    (pp. 18-43)

    There are three necessary components of mediation in a conflict: (1) the mutually permitted involvement of a third party, (2) third-party reliance on nonviolent tactics, and (3) an absence of authority for the third party to make a binding resolution. It is worth noting that some scholars and practitioners draw a distinction between mediation and facilitation or conciliation.¹ Because facilitation meets these criteria and because it is often difficult to distinguish facilitation from other mediation activities, my approach here, like many other notable studies, includes it as a specific style of mediation.² At various points, the theory and analysis later...

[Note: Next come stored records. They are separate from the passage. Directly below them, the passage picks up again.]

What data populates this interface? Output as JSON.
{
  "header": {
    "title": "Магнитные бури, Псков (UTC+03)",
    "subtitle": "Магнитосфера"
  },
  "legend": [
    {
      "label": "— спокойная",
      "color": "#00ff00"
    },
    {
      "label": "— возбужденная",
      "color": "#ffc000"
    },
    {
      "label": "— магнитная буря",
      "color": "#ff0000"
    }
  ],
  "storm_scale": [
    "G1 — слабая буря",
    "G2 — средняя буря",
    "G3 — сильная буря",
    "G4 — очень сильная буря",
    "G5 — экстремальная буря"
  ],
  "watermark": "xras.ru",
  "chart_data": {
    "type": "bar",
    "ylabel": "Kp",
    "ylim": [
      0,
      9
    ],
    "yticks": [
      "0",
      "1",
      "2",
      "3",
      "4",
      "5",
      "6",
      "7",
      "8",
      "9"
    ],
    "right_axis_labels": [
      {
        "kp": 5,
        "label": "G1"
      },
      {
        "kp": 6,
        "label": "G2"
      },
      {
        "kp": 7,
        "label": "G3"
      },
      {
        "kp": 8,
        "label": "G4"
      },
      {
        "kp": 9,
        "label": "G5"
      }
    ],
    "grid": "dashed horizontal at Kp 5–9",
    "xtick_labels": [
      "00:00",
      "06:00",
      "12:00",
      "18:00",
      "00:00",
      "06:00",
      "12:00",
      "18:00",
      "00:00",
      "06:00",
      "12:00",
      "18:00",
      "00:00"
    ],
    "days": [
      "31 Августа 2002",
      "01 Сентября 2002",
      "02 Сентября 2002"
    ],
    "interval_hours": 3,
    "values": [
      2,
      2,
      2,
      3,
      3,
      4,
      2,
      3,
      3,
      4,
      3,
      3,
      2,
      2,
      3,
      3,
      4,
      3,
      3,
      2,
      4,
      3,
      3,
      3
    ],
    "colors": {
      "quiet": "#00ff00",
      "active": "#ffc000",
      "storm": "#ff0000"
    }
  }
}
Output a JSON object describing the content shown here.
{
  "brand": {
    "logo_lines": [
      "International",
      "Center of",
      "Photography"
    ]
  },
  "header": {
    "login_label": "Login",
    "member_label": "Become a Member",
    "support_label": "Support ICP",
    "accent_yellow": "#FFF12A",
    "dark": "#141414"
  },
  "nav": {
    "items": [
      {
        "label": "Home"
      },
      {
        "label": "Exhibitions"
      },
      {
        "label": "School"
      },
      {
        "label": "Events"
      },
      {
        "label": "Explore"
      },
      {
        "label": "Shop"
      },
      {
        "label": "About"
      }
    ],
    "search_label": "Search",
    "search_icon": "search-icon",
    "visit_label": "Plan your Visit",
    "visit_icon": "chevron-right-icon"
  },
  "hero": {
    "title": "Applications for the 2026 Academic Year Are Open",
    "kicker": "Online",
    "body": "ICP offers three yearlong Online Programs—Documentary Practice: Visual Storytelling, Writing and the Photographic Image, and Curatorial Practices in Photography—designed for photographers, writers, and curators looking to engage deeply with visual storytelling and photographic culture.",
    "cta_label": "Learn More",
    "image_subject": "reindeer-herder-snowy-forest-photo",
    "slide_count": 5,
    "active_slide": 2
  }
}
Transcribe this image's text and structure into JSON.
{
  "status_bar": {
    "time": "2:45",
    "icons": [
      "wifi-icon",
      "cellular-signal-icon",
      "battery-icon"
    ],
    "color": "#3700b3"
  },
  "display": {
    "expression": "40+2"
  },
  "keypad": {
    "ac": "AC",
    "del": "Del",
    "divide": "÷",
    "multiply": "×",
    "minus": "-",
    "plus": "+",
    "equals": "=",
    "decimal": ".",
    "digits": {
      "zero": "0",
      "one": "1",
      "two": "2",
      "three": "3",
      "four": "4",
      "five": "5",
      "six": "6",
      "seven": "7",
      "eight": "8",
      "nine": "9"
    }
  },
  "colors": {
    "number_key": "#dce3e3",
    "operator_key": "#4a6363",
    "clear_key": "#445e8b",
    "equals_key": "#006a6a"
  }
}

    (pp. 44-71)

    To explore the impact of mediation on the conflict bargaining environment, we can, as I do in chapters 4 and 5, observe how the variation in conflict outcomes changes in the presence of third-party involvement. Alternatively, we can look at the conditions that give rise to mediation to understand the purpose for which the actors intend to use it. We can learn much about the intended purposes of a treatment by studying the symptoms that lead to its adoption.

    By forming and testing our expectations about when actors find mediation in their interest, we can deal head on with the...

  7. 4 RAISON D’ÊTRE: Short-Term Benefits of Mediation
    (pp. 72-99)

    In the previous chapter, we find that mediation is more likely when actors confront severe and long conflicts that provide mounting costs for the disputants and when leaders discount the future in favor of short-term political consolidation. For mediation to be as prevalent as it is, in light of expected nontrivial costs and long-term risks, it must then provide the actors with, at a minimum, short-term relief from hostilities, assuming that seeking mediation is a rational response to the desperation for peace. The short-term peaceful dividends considered here include the ability to achieve a formal agreement, the willingness to make...

    (pp. 100-151)

    In chapter 4, I point to the benefits that mediation offers to conflict bargaining processes. Along with the findings in chapter 3, this helps explain why third parties are so frequently asked to assist in negotiation initiatives. Combatants, wanting to maximize progress toward peace settlements or otherwise escape costly conflict, are typically rewarded when they turn to third-party assistance. Mediation is not epiphenomenal; it produces meaningful peaceful dividends.

    The evidence explored thus far demonstrates that intermediaries are useful conflict managers, but it does not suggest that they constitute a conflict-resolution panacea. Each of the outcomes explored in chapter 4 pertains...

    (pp. 152-176)

    Intrastate conflicts are, in the twenty-first century, more prevalent and more deadly than their interstate counterparts. Both the quantitative and qualitative analyses thus far have focused exclusively on interstate crises and disputes even though the theoretical underpinnings of the mediation dilemma are not specific to either interstate or intrastate peace processes.¹ Recall that we have arrived at a theoretical understanding of the trade-off between the short- and long-term effects of mediation by characterizing a bargaining environment in which actors are in disagreement and in which third parties can help the combatants reach a settlement but in so doing can also...

    (pp. 177-192)

    The quotation from Leo Tolstoy that begins this book laments the “impotency of human reason” to understand and avoid war. In the same letter, Tolstoy also writes that “Enlightened men cannot but know that occasions for war are always such as are not worth not only one human life, but not one-hundredth part of all that which is spent upon wars” (1904, 4). Like Benjamin Franklin, Tolstoy sees war as a wasteful enterprise that costs even the victors more than they gain. Scholars who treat war as a purely rational outcome of strategic behavior also understand it to be inefficient,...

    (pp. 193-216)
  12. References
    (pp. 217-232)
  13. Index
    (pp. 233-240)